What this task involves ->
Which of the lines below include the word "title"? Pull each one out.

Segment Start: Data supplied

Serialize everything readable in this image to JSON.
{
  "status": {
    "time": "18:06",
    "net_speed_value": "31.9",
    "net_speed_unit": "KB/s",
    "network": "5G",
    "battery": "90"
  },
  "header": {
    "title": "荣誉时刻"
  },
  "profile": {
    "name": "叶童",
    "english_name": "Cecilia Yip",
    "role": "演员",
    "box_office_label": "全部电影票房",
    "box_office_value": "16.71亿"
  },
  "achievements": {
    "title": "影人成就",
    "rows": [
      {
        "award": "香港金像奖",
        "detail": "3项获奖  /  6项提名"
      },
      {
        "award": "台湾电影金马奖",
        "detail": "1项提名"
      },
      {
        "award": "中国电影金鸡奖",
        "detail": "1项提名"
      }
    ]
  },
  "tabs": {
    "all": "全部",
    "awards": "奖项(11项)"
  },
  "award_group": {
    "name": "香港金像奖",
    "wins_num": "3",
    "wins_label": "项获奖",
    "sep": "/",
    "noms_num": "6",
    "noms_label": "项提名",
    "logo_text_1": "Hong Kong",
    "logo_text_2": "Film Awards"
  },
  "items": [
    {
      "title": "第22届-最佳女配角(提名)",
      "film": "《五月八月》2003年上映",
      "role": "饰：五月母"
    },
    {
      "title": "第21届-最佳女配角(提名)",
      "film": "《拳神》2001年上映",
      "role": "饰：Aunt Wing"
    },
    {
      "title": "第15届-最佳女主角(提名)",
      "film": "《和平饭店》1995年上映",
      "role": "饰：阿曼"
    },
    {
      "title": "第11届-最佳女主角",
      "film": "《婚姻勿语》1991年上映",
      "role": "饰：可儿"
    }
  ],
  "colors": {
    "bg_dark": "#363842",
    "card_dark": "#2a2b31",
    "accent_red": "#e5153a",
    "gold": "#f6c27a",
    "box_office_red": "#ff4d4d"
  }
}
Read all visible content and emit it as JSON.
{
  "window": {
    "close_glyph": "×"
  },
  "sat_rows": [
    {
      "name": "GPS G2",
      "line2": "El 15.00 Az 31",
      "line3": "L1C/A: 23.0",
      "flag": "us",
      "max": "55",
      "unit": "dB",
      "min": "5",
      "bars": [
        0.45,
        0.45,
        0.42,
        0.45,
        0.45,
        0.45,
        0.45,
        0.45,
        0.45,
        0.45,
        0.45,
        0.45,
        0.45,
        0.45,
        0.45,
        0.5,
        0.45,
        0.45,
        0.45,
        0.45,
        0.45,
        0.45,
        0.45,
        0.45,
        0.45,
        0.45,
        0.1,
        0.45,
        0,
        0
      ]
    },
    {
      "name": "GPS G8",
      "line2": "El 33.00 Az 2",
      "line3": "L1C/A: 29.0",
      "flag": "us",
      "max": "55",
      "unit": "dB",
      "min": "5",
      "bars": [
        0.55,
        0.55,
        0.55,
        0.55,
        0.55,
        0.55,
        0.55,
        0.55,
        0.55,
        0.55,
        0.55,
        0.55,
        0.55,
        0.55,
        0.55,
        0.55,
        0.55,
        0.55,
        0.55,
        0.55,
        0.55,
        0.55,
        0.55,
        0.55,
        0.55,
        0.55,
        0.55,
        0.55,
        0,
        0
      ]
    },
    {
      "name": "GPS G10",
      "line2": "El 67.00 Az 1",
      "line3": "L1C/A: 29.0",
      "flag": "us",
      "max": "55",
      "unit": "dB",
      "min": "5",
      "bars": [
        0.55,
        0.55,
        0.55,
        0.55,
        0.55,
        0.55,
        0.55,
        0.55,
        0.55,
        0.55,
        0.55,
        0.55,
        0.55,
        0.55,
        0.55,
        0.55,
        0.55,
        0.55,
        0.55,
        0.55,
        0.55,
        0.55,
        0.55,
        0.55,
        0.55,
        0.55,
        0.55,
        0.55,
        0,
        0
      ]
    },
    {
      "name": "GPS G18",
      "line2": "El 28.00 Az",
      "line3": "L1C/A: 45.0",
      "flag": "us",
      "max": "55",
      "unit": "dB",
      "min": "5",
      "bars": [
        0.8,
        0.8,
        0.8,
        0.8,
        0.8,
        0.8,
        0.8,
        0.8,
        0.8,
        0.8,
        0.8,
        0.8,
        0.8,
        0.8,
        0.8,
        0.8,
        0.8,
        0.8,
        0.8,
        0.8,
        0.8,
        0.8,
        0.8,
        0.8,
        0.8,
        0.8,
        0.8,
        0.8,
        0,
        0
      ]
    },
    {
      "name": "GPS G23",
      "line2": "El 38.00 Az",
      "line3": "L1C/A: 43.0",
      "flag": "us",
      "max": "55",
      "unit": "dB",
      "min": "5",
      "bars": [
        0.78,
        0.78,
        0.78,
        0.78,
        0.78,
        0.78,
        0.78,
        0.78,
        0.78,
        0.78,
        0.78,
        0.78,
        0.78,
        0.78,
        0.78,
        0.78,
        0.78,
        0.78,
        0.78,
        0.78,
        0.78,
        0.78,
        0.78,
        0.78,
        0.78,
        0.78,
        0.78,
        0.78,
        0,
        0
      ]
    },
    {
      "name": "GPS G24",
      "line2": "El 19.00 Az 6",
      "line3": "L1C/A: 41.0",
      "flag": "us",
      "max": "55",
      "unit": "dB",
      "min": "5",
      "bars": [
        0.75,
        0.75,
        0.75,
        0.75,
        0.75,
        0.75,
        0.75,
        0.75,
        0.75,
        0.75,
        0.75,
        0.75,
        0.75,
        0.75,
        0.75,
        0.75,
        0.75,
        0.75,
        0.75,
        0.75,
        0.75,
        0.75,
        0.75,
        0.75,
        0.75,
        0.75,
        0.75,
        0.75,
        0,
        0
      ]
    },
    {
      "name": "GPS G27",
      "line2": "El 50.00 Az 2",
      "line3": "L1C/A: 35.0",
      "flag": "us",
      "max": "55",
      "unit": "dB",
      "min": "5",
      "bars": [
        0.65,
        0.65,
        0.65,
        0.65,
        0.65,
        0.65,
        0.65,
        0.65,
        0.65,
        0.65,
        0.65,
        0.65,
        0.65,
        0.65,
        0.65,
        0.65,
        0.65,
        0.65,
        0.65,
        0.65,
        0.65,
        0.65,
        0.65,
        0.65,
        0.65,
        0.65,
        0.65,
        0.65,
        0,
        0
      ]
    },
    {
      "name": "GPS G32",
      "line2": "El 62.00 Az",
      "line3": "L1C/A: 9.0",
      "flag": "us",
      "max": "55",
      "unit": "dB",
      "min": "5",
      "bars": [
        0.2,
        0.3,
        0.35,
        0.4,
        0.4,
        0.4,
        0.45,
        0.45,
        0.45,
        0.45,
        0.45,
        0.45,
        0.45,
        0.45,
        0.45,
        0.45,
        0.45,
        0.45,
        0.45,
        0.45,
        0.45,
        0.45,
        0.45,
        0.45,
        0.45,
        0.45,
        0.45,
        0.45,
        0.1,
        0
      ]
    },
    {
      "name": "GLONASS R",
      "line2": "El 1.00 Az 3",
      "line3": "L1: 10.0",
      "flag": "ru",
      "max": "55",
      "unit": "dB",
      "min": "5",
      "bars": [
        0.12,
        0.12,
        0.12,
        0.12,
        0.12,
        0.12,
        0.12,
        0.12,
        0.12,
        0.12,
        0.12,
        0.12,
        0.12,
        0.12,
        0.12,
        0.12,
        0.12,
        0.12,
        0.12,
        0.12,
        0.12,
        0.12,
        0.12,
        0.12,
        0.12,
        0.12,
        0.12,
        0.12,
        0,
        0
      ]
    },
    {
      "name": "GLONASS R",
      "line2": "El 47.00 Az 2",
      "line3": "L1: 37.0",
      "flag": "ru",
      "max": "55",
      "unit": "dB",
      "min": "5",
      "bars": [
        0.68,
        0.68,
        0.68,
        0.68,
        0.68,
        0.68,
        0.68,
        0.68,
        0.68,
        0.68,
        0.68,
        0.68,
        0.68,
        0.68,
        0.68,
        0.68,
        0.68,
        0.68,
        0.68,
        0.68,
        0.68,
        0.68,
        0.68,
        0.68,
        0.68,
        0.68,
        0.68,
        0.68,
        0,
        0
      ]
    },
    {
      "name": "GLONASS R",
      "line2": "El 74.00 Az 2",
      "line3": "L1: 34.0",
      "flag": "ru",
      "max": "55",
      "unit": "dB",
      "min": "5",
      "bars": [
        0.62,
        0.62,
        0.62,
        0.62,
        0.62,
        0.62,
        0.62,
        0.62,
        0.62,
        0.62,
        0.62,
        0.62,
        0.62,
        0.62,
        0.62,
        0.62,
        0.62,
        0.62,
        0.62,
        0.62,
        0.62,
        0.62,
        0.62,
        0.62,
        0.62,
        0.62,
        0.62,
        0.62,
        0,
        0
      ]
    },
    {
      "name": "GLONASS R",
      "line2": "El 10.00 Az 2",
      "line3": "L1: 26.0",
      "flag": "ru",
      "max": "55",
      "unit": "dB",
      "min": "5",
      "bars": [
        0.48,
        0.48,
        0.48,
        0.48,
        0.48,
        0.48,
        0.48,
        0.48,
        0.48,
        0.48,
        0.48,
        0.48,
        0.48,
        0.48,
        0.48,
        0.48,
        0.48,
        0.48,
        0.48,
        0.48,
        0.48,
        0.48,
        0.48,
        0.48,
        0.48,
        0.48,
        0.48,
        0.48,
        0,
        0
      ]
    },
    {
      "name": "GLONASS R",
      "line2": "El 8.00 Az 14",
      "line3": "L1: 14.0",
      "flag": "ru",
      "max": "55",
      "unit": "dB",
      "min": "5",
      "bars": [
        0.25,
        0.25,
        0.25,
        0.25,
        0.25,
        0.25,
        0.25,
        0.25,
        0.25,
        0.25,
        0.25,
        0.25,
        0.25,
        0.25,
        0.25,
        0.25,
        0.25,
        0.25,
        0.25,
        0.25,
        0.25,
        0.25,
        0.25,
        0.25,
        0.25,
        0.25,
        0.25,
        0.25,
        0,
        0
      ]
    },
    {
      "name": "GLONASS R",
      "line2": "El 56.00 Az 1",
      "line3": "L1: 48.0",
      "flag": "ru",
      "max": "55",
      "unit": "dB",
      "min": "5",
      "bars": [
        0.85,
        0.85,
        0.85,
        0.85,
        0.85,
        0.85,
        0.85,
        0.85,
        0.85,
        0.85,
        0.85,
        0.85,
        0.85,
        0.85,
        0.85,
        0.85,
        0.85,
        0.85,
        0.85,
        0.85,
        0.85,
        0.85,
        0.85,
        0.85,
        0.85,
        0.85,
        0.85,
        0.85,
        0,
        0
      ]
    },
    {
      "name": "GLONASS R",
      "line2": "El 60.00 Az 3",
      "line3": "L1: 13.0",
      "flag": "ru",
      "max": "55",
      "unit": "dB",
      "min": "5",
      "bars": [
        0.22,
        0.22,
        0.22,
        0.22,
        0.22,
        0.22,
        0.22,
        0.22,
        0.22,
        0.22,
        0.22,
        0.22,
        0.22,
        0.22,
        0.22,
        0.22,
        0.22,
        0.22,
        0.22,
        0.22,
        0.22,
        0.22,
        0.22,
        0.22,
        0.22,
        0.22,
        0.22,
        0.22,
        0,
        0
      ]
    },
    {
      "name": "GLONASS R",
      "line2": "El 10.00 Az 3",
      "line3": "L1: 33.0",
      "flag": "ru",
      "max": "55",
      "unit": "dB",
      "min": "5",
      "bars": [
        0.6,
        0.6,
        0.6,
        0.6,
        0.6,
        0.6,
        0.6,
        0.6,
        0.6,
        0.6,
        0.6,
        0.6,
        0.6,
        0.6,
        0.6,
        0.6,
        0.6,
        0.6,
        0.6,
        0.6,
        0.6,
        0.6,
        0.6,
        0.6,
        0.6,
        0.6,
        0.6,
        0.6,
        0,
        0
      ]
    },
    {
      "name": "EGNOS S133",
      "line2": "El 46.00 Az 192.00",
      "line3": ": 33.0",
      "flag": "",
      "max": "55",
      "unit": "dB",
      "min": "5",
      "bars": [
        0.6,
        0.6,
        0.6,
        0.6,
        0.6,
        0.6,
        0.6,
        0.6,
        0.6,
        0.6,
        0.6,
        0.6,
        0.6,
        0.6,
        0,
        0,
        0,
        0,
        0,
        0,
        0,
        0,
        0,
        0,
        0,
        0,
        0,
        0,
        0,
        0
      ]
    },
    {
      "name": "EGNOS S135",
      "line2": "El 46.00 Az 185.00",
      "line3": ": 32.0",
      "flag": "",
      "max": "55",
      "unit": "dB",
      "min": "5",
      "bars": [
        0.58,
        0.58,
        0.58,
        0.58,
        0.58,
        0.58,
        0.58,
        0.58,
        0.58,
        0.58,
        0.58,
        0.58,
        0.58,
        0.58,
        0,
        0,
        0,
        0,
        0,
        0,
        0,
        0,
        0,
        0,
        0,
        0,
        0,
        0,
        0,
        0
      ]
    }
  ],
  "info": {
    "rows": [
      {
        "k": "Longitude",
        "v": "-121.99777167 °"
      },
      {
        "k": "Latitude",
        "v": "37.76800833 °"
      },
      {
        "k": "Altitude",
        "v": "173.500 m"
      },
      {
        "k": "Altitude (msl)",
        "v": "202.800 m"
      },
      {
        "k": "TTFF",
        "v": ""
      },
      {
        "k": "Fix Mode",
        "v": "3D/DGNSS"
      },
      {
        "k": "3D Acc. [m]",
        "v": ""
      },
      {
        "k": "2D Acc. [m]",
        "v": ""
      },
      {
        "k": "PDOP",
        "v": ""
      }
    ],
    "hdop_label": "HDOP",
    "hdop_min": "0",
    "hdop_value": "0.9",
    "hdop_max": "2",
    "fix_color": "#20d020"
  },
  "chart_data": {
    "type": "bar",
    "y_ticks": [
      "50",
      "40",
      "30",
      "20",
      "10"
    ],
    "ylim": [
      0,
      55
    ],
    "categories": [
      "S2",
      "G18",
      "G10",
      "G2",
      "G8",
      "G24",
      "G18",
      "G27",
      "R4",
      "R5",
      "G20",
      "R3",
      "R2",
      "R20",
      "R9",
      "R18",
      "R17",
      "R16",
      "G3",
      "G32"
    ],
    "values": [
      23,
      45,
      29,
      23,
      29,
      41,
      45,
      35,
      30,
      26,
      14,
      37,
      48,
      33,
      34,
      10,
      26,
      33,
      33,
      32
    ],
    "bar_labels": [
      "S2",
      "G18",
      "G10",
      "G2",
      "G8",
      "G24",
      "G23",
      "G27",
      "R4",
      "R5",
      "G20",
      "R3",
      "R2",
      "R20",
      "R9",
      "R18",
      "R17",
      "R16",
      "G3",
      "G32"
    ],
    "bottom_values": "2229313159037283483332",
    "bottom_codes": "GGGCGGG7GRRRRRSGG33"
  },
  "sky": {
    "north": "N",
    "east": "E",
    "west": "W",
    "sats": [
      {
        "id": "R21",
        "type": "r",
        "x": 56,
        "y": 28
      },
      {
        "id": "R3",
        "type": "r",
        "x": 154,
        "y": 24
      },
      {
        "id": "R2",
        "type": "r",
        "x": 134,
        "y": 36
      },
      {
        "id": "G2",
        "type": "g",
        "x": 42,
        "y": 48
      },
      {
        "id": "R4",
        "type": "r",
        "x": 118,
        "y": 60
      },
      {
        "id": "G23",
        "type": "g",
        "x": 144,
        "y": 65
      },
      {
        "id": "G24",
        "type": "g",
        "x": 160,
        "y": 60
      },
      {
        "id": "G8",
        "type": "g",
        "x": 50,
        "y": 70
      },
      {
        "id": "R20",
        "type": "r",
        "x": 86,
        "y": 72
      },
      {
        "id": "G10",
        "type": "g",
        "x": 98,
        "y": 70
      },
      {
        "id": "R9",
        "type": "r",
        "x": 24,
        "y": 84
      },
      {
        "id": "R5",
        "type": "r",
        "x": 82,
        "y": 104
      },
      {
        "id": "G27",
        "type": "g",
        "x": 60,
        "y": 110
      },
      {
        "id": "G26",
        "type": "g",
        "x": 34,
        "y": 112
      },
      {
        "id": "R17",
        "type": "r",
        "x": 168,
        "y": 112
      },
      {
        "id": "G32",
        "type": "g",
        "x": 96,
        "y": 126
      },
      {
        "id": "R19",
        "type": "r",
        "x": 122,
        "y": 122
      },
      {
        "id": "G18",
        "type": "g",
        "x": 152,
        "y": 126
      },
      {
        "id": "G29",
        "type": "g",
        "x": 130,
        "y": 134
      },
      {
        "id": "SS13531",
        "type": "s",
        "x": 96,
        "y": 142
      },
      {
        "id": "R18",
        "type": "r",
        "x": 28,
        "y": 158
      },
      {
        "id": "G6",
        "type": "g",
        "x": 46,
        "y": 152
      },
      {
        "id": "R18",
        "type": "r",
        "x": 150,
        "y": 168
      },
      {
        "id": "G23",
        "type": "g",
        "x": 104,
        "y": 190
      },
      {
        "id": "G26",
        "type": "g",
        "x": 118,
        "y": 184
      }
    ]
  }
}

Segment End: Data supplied

Written answer ->
    "title": "荣誉时刻"
    "title": "影人成就",
      "title": "第22届-最佳女配角(提名)",
      "title": "第21届-最佳女配角(提名)",
      "title": "第15届-最佳女主角(提名)",
      "title": "第11届-最佳女主角",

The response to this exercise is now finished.